━━━━━ Supplied records ━━━━━
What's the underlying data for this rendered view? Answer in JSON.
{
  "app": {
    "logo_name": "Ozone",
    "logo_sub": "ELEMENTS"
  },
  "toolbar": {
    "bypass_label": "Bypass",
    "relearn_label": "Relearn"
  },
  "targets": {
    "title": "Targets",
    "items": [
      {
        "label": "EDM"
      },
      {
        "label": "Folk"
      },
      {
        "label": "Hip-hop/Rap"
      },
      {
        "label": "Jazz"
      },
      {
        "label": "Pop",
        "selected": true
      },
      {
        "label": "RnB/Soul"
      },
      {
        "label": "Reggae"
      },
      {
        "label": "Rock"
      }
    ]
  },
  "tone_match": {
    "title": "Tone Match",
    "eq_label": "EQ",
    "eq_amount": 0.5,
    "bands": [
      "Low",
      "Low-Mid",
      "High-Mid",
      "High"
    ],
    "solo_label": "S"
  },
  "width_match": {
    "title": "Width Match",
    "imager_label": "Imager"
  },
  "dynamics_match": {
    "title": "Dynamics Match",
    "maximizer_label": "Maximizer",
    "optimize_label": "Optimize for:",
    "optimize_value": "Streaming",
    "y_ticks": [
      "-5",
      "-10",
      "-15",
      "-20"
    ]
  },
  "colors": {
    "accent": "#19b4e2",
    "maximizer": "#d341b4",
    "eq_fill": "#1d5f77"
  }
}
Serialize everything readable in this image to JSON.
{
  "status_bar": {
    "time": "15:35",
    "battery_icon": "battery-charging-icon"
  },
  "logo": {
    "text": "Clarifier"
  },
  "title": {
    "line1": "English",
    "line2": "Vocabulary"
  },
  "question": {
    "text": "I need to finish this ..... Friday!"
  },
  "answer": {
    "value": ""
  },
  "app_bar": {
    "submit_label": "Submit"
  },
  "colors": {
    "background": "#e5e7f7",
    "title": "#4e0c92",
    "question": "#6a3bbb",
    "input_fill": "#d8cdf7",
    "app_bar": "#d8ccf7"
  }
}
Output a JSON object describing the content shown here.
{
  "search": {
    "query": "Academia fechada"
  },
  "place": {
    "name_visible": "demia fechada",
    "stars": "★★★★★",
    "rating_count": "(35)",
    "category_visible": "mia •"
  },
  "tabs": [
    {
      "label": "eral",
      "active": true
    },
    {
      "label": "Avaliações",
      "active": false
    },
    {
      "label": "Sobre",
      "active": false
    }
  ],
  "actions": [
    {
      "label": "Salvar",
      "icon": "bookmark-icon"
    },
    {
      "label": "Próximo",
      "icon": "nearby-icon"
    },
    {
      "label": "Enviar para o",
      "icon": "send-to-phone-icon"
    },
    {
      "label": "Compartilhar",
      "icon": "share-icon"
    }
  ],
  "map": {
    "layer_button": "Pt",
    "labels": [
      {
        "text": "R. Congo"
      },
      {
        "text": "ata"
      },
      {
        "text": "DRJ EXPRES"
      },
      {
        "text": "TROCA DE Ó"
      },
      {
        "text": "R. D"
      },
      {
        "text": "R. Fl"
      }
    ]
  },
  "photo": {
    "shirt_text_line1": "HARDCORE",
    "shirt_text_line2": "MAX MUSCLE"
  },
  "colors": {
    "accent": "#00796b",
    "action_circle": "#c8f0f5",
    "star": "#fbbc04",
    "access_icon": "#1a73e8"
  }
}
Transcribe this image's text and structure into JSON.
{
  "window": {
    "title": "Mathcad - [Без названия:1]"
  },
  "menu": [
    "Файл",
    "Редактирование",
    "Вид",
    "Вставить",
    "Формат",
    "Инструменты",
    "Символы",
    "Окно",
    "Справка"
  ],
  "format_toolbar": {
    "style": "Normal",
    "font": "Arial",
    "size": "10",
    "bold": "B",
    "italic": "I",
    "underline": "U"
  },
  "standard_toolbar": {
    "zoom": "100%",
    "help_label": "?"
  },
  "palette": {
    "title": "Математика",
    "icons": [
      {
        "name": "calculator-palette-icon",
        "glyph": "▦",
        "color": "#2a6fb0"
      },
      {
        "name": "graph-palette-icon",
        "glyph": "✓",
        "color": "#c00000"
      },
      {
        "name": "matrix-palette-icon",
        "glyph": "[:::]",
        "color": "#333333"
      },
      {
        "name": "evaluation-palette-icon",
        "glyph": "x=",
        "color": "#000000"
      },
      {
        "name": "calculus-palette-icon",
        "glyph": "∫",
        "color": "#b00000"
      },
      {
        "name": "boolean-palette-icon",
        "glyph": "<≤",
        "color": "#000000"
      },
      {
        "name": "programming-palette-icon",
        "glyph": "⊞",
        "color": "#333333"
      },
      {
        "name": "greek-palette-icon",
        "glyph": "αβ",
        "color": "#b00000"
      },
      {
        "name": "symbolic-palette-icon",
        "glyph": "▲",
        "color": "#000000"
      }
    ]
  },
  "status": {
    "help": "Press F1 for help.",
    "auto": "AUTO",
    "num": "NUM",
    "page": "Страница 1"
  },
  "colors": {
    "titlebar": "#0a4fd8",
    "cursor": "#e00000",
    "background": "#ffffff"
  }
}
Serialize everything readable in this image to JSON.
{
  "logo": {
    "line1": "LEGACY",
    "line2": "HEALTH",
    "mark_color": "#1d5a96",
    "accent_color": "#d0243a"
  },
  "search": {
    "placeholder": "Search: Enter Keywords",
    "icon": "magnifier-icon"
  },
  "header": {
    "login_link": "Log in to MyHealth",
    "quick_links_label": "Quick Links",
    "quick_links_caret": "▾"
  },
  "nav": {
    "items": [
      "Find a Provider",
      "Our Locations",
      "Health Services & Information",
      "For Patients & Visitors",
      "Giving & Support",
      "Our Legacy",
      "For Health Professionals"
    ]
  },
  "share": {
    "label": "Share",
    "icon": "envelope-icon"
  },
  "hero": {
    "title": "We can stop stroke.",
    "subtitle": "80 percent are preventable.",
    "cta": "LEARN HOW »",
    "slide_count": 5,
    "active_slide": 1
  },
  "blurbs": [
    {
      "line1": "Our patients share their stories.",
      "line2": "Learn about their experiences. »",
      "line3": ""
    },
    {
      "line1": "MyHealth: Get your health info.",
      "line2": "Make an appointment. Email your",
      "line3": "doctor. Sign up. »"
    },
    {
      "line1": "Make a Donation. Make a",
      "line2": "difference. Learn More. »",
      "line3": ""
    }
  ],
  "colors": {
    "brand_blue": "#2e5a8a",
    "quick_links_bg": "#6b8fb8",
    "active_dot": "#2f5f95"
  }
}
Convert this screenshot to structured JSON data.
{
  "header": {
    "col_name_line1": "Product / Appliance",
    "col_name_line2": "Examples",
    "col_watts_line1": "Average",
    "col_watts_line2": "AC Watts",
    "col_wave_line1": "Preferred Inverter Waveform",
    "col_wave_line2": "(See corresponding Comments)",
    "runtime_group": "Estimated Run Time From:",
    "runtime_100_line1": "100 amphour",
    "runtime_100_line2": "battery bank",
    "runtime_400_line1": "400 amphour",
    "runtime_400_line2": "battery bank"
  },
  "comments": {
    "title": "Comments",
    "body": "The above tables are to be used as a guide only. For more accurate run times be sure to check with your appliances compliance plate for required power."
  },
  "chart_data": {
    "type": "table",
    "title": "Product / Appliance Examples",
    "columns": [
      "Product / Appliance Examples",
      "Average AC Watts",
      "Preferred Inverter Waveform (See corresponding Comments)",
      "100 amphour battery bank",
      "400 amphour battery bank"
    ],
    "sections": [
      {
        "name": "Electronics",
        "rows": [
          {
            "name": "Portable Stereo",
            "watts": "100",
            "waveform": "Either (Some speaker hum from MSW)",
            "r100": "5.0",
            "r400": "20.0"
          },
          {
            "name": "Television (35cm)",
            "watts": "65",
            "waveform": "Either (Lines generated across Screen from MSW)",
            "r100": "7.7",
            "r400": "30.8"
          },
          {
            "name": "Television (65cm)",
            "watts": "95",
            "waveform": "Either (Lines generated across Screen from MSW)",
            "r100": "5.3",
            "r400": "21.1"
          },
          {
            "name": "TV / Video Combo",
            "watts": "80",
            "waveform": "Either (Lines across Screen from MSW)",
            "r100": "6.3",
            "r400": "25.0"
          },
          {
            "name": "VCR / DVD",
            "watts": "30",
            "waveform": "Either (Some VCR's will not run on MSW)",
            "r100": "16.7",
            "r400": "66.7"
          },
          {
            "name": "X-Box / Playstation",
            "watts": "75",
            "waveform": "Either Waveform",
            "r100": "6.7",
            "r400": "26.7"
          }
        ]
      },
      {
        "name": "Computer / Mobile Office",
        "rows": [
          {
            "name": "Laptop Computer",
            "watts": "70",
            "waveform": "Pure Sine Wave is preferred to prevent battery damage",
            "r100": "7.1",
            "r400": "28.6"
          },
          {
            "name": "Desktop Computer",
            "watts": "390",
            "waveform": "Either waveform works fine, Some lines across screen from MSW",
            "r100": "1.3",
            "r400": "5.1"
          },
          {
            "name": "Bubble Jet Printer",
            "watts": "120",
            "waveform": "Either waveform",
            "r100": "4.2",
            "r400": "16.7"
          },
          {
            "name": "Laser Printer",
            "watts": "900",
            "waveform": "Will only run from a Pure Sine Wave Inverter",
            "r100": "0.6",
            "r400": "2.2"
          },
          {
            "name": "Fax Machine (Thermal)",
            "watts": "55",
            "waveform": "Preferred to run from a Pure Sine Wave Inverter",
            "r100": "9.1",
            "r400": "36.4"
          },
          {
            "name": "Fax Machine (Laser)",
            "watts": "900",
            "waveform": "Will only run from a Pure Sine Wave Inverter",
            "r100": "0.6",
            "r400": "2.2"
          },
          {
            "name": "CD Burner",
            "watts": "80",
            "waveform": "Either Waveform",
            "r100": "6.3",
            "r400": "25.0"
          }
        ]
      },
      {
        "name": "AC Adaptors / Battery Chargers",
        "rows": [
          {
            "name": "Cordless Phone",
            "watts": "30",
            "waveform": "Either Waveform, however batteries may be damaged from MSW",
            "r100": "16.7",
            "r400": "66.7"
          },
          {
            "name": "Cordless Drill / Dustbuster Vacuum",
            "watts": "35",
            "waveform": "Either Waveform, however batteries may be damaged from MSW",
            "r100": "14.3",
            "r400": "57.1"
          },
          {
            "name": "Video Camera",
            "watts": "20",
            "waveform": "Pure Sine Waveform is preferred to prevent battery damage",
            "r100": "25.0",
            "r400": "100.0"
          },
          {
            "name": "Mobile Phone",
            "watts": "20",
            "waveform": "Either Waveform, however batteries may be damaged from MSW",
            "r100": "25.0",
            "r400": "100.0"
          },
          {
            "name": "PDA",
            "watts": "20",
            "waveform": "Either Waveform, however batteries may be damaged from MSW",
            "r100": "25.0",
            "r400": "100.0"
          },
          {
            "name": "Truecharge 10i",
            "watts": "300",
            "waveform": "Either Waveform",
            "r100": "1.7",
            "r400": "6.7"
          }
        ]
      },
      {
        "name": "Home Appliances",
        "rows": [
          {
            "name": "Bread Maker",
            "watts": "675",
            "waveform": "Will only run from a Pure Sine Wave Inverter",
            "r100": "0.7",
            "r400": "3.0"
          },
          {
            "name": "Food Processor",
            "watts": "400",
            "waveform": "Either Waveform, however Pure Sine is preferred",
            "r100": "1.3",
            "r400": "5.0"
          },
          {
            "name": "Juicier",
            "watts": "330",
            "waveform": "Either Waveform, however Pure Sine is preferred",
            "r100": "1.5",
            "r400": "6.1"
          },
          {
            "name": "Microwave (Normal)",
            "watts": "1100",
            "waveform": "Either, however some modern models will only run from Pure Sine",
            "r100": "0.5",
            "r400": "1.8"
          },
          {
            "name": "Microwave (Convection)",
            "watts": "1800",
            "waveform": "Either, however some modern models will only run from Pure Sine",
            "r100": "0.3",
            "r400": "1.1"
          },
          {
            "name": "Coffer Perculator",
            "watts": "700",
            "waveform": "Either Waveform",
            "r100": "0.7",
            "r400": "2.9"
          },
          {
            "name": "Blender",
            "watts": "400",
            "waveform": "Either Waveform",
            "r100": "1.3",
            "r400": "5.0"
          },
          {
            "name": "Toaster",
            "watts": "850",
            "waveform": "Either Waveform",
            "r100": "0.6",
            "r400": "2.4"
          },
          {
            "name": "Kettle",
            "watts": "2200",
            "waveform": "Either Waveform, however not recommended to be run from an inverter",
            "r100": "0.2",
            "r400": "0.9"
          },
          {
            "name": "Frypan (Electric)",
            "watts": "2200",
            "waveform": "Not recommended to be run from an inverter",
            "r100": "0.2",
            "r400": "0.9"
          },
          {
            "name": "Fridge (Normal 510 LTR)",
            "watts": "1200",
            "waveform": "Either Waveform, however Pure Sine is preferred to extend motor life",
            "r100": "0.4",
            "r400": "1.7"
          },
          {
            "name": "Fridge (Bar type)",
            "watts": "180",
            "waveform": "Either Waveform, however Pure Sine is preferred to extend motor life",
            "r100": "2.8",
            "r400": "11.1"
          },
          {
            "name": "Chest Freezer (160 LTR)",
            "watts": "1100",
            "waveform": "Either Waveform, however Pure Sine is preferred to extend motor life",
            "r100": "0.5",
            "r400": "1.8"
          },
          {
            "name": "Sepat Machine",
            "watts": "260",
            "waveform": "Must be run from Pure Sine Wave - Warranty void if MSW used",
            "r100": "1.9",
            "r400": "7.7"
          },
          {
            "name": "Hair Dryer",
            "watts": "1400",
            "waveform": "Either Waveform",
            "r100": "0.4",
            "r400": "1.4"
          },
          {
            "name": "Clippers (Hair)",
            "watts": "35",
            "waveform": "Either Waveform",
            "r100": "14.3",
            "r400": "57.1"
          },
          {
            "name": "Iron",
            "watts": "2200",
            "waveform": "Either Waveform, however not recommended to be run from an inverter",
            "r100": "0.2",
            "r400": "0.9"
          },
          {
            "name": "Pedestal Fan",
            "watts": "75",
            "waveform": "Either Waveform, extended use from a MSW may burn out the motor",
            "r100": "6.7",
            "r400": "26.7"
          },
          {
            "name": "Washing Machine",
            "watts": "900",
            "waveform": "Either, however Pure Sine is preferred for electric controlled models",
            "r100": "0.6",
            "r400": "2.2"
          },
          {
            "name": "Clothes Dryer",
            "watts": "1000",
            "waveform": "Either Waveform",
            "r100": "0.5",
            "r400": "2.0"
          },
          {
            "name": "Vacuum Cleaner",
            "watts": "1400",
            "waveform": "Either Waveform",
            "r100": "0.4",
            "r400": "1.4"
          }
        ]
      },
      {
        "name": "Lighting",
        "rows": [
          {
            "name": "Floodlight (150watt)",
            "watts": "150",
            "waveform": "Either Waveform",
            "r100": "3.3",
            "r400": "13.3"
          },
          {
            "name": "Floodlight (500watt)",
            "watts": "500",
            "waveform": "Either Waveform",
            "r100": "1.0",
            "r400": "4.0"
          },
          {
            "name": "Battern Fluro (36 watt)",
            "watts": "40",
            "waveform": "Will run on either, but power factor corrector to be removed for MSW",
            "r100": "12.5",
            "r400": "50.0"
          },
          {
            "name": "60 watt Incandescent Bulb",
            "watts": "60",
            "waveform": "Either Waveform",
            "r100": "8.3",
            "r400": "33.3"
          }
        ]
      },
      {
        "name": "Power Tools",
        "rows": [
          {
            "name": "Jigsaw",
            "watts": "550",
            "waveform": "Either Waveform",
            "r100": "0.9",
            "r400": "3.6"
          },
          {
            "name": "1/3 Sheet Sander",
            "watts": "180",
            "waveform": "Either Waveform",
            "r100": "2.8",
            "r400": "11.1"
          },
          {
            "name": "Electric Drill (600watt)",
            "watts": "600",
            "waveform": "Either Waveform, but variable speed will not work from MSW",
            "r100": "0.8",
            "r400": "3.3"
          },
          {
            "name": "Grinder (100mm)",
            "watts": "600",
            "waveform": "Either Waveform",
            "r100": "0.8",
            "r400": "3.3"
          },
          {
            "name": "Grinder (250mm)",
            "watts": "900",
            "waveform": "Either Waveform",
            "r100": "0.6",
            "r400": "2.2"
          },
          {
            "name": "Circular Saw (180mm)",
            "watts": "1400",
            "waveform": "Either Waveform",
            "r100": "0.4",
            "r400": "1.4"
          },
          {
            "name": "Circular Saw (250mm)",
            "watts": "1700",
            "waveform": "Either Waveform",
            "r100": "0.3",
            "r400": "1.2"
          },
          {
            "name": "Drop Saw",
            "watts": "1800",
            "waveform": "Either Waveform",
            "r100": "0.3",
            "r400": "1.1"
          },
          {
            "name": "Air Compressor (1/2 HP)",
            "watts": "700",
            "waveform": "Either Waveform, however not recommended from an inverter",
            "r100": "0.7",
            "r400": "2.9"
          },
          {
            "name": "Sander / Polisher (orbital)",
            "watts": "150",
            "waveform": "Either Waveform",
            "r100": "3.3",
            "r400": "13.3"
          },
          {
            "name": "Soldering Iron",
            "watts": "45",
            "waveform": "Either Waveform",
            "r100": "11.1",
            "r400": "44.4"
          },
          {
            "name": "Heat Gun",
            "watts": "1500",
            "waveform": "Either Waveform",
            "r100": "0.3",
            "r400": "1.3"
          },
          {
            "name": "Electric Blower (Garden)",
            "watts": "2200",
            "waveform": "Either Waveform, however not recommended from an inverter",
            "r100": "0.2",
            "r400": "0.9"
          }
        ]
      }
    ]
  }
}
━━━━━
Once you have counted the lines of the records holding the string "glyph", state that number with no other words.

▸ Output for this task
9